[pypy-dev] Would the following shared memory model be possible?

William Leslie william.leslie.ttg at gmail.com
Thu Jul 29 10:50:52 CEST 2010

On 29 July 2010 18:02, Maciej Fijalkowski <fijall at gmail.com> wrote:
> On Thu, Jul 29, 2010 at 9:57 AM, William Leslie
> <william.leslie.ttg at gmail.com> wrote:
>> I claim that there are two alternatives in the face of one thread
>> mutating an object and the other observing:
>> 0. You can give up consistency and do fine-grained locking, which is
>> reasonably fast but error prone, or
>> 1. Expect python to handle all of this for you, effectively not making
>> a change to the memory model. You could do this with implicit
>> per-object locks which might be reasonably fast in the absence of
>> contention, but not when several threads are trying to use the object.
>> Queues already are in a sense your per-object-lock,
>> one-thread-mutating, but usually one thread has acquire semantics and
>> one has release semantics, and that combination actually works. It's
>> when you expect to have a full memory barrier that is the problem.
>> Come to think of it, you might be right Kevin: as long as only one
>> thread mutates the object, the mutating thread never /needs/ to
>> acquire, as it knows that it has the latest revision.
>> Have I missed something?
>> --
>> William Leslie
> So my question is why you think 1. is really expensive (can you find
> evidence). I don't see what is has to do with cache misses. Besides,
> in python you cannot guarantee much about mutability of objects. So
> you don't know if object passed in a queue is mutable or not, unless
> you restrict yourself to some very simlpe types (in which case there
> is no shared memory, since you only pass immutable objects).

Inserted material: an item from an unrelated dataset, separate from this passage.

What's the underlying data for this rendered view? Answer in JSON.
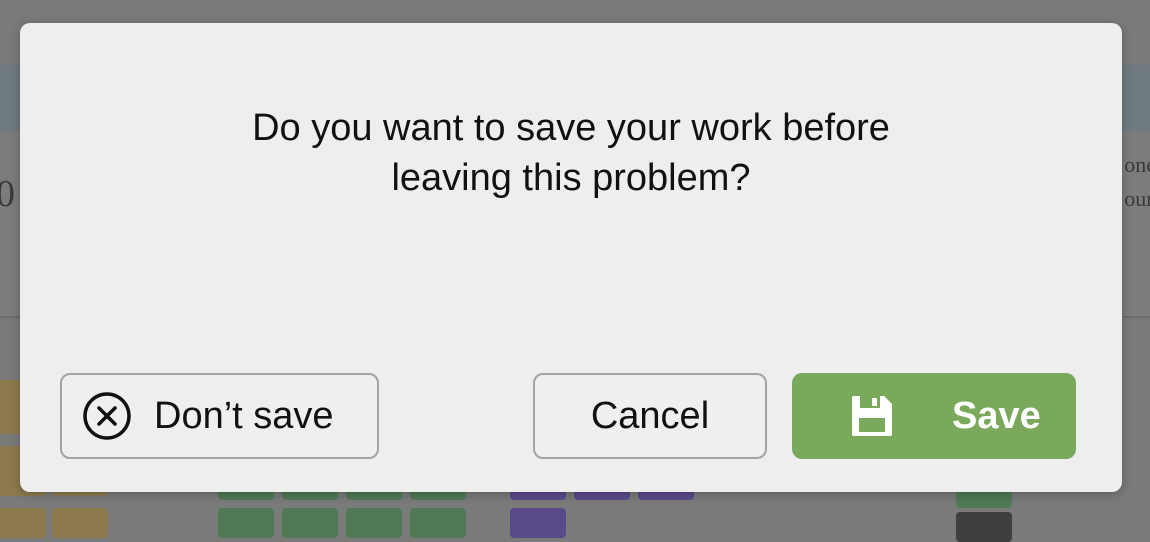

If task X expects that task Y will mutate some object it has, it needs
to go back to the source for every read. This means that if you do use
mutation of some shared object for communication, it needs to be
synchronised before every access. What this means for us is that every
read from a possibly mutable object requires an acquire, and every
write requires a release. It's as if every reference in the program is
implemented with a volatile pointer. Even if the object is never
mutated, there can be a lot of unnecessary bus chatter waiting for
MESI to tell us so.

William Leslie

More information about the Pypy-dev mailing list